(Records shown begins)
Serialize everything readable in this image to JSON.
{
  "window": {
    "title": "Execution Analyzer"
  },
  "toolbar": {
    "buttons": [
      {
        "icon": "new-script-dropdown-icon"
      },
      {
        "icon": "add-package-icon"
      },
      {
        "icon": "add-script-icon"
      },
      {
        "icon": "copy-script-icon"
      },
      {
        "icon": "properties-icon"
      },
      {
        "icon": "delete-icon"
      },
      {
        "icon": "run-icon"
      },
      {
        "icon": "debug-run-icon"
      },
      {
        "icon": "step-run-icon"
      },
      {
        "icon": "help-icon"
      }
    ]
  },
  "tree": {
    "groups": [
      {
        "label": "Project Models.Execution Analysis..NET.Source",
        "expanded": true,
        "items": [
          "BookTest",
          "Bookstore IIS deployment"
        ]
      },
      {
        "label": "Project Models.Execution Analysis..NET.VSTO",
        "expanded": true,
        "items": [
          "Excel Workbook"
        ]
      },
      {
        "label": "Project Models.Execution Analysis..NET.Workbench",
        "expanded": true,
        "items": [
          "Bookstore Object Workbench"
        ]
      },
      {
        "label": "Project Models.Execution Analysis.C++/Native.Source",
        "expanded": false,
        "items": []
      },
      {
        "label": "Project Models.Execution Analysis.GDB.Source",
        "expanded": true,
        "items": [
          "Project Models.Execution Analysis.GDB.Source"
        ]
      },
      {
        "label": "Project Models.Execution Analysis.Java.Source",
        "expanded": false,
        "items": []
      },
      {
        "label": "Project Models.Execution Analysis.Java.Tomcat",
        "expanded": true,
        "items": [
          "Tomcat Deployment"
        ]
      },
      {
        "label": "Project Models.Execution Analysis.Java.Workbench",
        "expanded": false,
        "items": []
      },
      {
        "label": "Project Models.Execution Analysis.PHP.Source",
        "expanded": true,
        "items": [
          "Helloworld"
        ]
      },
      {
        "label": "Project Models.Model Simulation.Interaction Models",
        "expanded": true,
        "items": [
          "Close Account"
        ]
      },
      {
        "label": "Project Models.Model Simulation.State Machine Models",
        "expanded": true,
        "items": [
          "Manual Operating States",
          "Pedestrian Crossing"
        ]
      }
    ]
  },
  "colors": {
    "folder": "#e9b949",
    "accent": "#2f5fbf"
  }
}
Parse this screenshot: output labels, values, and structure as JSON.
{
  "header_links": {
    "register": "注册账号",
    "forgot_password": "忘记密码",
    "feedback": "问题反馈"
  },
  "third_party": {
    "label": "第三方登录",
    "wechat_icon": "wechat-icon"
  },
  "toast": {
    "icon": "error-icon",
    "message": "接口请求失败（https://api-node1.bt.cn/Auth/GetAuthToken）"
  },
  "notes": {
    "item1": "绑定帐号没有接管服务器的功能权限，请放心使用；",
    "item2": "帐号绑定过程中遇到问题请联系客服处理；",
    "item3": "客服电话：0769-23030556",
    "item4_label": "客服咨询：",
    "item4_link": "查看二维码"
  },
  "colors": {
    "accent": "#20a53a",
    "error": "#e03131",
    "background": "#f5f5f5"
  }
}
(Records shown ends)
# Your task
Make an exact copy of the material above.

# Response area
Serialize everything readable in this image to JSON.
{
  "window": {
    "title": "Execution Analyzer"
  },
  "toolbar": {
    "buttons": [
      {
        "icon": "new-script-dropdown-icon"
      },
      {
        "icon": "add-package-icon"
      },
      {
        "icon": "add-script-icon"
      },
      {
        "icon": "copy-script-icon"
      },
      {
        "icon": "properties-icon"
      },
      {
        "icon": "delete-icon"
      },
      {
        "icon": "run-icon"
      },
      {
        "icon": "debug-run-icon"
      },
      {
        "icon": "step-run-icon"
      },
      {
        "icon": "help-icon"
      }
    ]
  },
  "tree": {
    "groups": [
      {
        "label": "Project Models.Execution Analysis..NET.Source",
        "expanded": true,
        "items": [
          "BookTest",
          "Bookstore IIS deployment"
        ]
      },
      {
        "label": "Project Models.Execution Analysis..NET.VSTO",
        "expanded": true,
        "items": [
          "Excel Workbook"
        ]
      },
      {
        "label": "Project Models.Execution Analysis..NET.Workbench",
        "expanded": true,
        "items": [
          "Bookstore Object Workbench"
        ]
      },
      {
        "label": "Project Models.Execution Analysis.C++/Native.Source",
        "expanded": false,
        "items": []
      },
      {
        "label": "Project Models.Execution Analysis.GDB.Source",
        "expanded": true,
        "items": [
          "Project Models.Execution Analysis.GDB.Source"
        ]
      },
      {
        "label": "Project Models.Execution Analysis.Java.Source",
        "expanded": false,
        "items": []
      },
      {
        "label": "Project Models.Execution Analysis.Java.Tomcat",
        "expanded": true,
        "items": [
          "Tomcat Deployment"
        ]
      },
      {
        "label": "Project Models.Execution Analysis.Java.Workbench",
        "expanded": false,
        "items": []
      },
      {
        "label": "Project Models.Execution Analysis.PHP.Source",
        "expanded": true,
        "items": [
          "Helloworld"
        ]
      },
      {
        "label": "Project Models.Model Simulation.Interaction Models",
        "expanded": true,
        "items": [
          "Close Account"
        ]
      },
      {
        "label": "Project Models.Model Simulation.State Machine Models",
        "expanded": true,
        "items": [
          "Manual Operating States",
          "Pedestrian Crossing"
        ]
      }
    ]
  },
  "colors": {
    "folder": "#e9b949",
    "accent": "#2f5fbf"
  }
}
Parse this screenshot: output labels, values, and structure as JSON.
{
  "header_links": {
    "register": "注册账号",
    "forgot_password": "忘记密码",
    "feedback": "问题反馈"
  },
  "third_party": {
    "label": "第三方登录",
    "wechat_icon": "wechat-icon"
  },
  "toast": {
    "icon": "error-icon",
    "message": "接口请求失败（https://api-node1.bt.cn/Auth/GetAuthToken）"
  },
  "notes": {
    "item1": "绑定帐号没有接管服务器的功能权限，请放心使用；",
    "item2": "帐号绑定过程中遇到问题请联系客服处理；",
    "item3": "客服电话：0769-23030556",
    "item4_label": "客服咨询：",
    "item4_link": "查看二维码"
  },
  "colors": {
    "accent": "#20a53a",
    "error": "#e03131",
    "background": "#f5f5f5"
  }
}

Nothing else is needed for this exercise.